Air is a gas mixture. It is mostly composed of Nitrogen (78%), Oxygen (21%) and to a smaller extent there are constantly present Argon, Carbon Dioxide and Water Vapour. A man can survive without oxygen without any consequences for health only for five minutes which is why the quality of the air we breathe is very important. 
 
In addition to permanent compounds other substances in smaller concentrations are occasionally present in air which may have adverse effects for a living and non-living world. Their presence is a result of human activity (anthropogenic sources) and natural sources.
 
The main anthropogenic sources of outside air pollutants are:

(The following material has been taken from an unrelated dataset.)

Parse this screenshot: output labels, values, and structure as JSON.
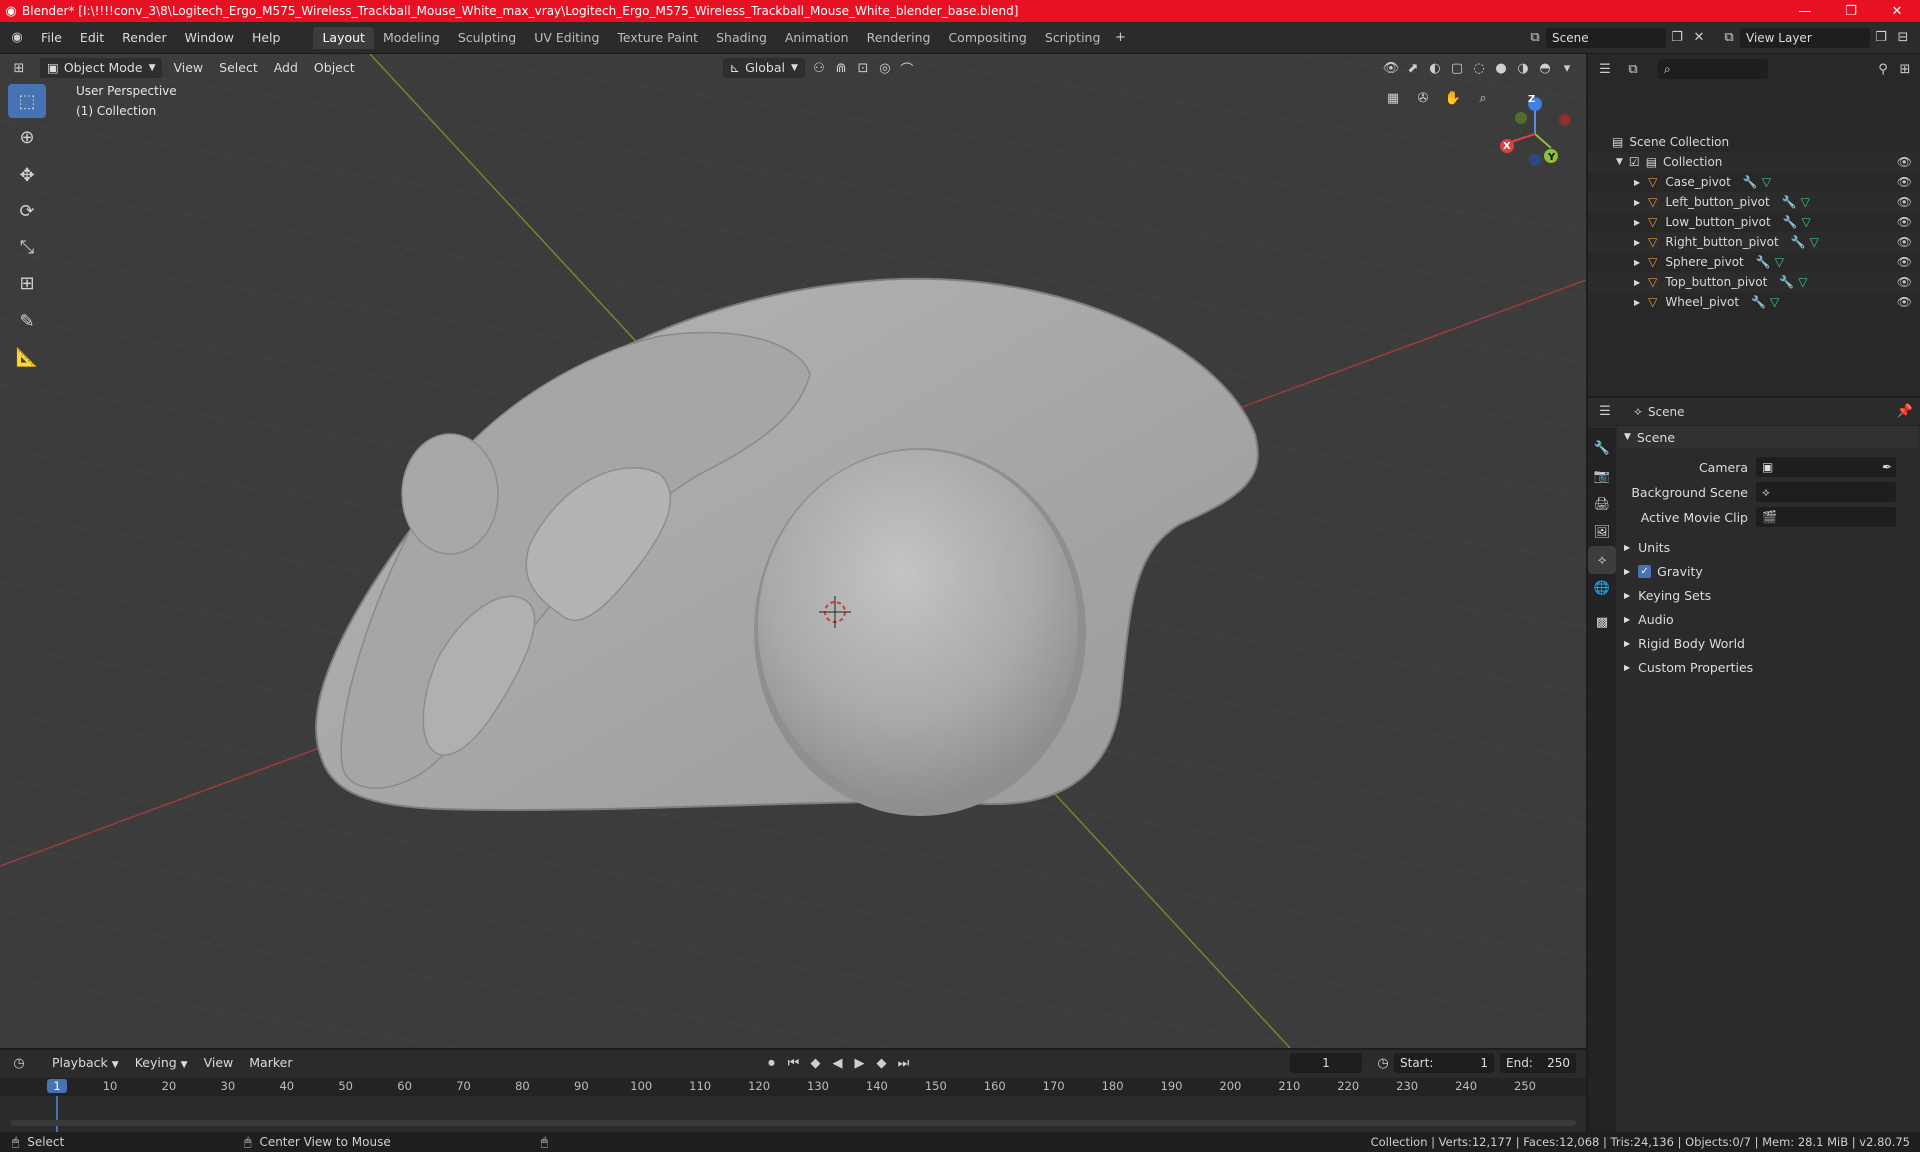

  • combustion of fossil fuels in the production of electric energy, in transport, industry and households;
  • industrial processes and solvent use (for example in the chemical and mineral industry);
  • agriculture and
  • waste treatment.

 

The main pollutants and group of pollutants of outside air are: sulphur dioxide (SO”), nitrogen oxides (Nox), vaporous organic substances (HOS), ammonia (NH3), matters (PM10, PM2,5, TSP), ground-level ozone (O3), carbon monoxide (CO), benzene, heavy metals, polycylcic aromatic hydrocarbons (PAH), persistent organic pollutants (POP). 
 
Two pollutants, matters (PM10, PM 2,5) and ground-level ozone (O3) are recognised as the most essential as regards effects on human health as these are the greatest problem in the achievement of prescribed limiting values for matters and ground-level ozone. The highest exposure in the long term may have various effects on health which may stem from smaller effects to the respiratory system and lead right up to premature mortality.
 
Air pollution is detrimental also to our environment, for example by causing acidification, eutrophication, damage to agricultural products (due to exposure to high concentrations of ozone).

 

The Ministry of the Environment and Spatial Planning, within the Environment Policy, prepares and monitors basic strategic documents in the field of the environment (for example, the national environment protection programme), other operational programmes, theme strategies and systemic tasks concerning integration of environmental protection in policies of other sectors. On the basis of guidelines from these documents it prepares regulations which are used for the implementation of air protection.